This dish is now a staple on my buffet table for all fall Jewish holidays, because I like to incorporate a "new fruit" (pomegranate) or fall fruits (raisins, apples, pears in their dried form) for Rosh HaShanah and Sukkot. Though this traditional Moroccan dish is typically served for Hanukkah, it's too tasty to be relegated it to just that one holiday.
Streamlined the preparation time by using dried, already-chopped fruit, and use any combination of dried fruit that you want. This is a very kid-friendly recipe and a great way to get those iron-packed fruits into their diet.
1 cup Israeli couscous
2 tablespoons unsalted butter or pareve margarine
¼ cup sugar
½ teaspoon cinnamon
One 7-ounce package of chopped mixed dried fruit or 1 1/2 cups assorted dried fruits
⅓ cup whole almonds, roasted and coarsely chopped
2 tablespoons pine nuts, lightly roasted
⅓ cup milk with 3 drops of almond extract added
Cinnamon, pitted Medjool dates, pomegranate seeds, and/or apricot slivers for garnish
- Cook couscous in a large pot of boiling salted water for 7 to 10 minutes or until tender but still firm. Drain, but do not rinse, and place in a large mixing bowl.

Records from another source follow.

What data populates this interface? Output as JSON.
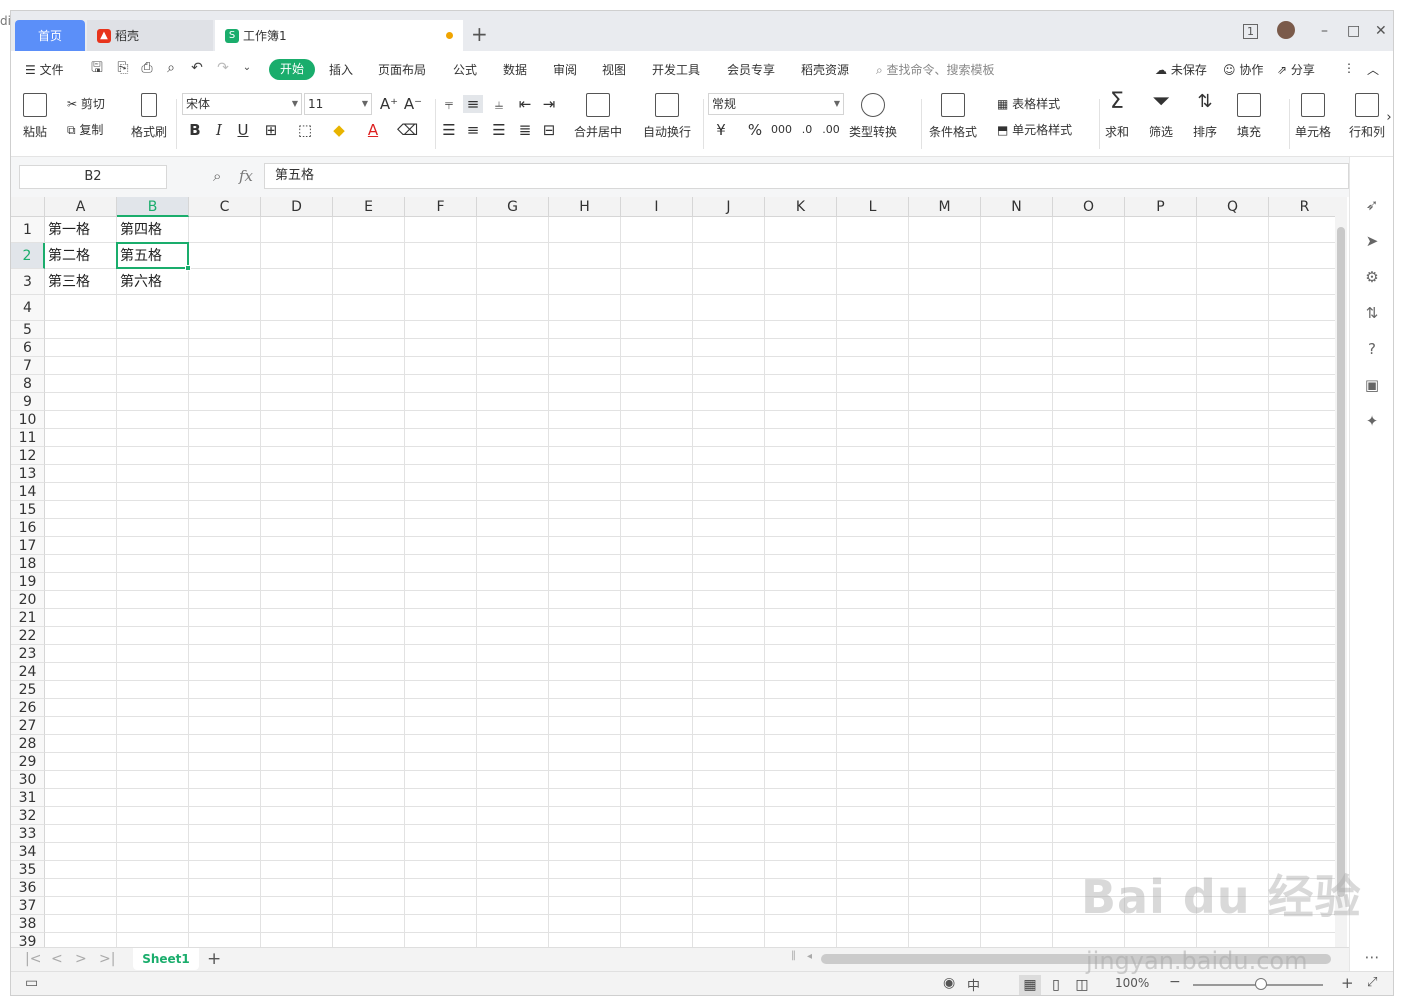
{
  "tabs": {
    "home": "首页",
    "daoke": "稻壳",
    "workbook": "工作簿1"
  },
  "menu": {
    "file": "文件",
    "items": [
      "开始",
      "插入",
      "页面布局",
      "公式",
      "数据",
      "审阅",
      "视图",
      "开发工具",
      "会员专享",
      "稻壳资源"
    ],
    "search_placeholder": "查找命令、搜索模板",
    "unsaved": "未保存",
    "collab": "协作",
    "share": "分享"
  },
  "ribbon": {
    "paste": "粘贴",
    "cut": "剪切",
    "copy": "复制",
    "format_painter": "格式刷",
    "font_name": "宋体",
    "font_size": "11",
    "merge_center": "合并居中",
    "wrap_text": "自动换行",
    "number_format": "常规",
    "type_convert": "类型转换",
    "cond_format": "条件格式",
    "table_style": "表格样式",
    "cell_style": "单元格样式",
    "sum": "求和",
    "filter": "筛选",
    "sort": "排序",
    "fill": "填充",
    "cell": "单元格",
    "row_col": "行和列"
  },
  "formula_bar": {
    "name_box": "B2",
    "fx": "fx",
    "content": "第五格"
  },
  "columns": [
    "A",
    "B",
    "C",
    "D",
    "E",
    "F",
    "G",
    "H",
    "I",
    "J",
    "K",
    "L",
    "M",
    "N",
    "O",
    "P",
    "Q",
    "R"
  ],
  "rows": [
    "1",
    "2",
    "3",
    "4",
    "5",
    "6",
    "7",
    "8",
    "9",
    "10",
    "11",
    "12",
    "13",
    "14",
    "15",
    "16",
    "17",
    "18",
    "19",
    "20",
    "21",
    "22",
    "23",
    "24",
    "25",
    "26",
    "27",
    "28",
    "29",
    "30",
    "31",
    "32",
    "33",
    "34",
    "35",
    "36",
    "37",
    "38",
    "39"
  ],
  "cells": {
    "A1": "第一格",
    "B1": "第四格",
    "A2": "第二格",
    "B2": "第五格",
    "A3": "第三格",
    "B3": "第六格"
  },
  "sheet": {
    "name": "Sheet1"
  },
  "status": {
    "zoom": "100%"
  },
  "watermark": {
    "main": "Bai du 经验",
    "sub": "jingyan.baidu.com"
  },
  "colors": {
    "accent": "#1aad6c",
    "home_tab": "#5b8ff9"
  }
}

- Melt the butter or margarine in a 1-cup bowl in the microwave for 35 seconds. Add the sugar and cinnamon and stir to combine. Pour the mixture over the couscous to coat thoroughly.
- Add the dried fruit and roasted nuts.
- Mix the 3 drops of almond extract into the milk. Add just enough of the milk to the couscous to moisten it. Do not add too much or the mixture will be runny. Reserve excess milk in case the couscous is dry. Remoisten before you garnish.
- Pile the couscous into a mound or pyramid shape on a serving platter. Sprinkle with additional cinnamon and garnish with Medjool date halves, pomegranate seeds, and/or apricot slivers.
- Israeli couscous is a large, milled ball of pasta approximately 1/8 inch in diameter.
- Coating couscous with butter or margarine prevents the mixture from clumping. However, it still holds together beautifully when mounded.
- Made with wheat berries, this dish is Greek koliva, and Sephardim serve this tooth-resembling grain to celebrate a baby’s first tooth.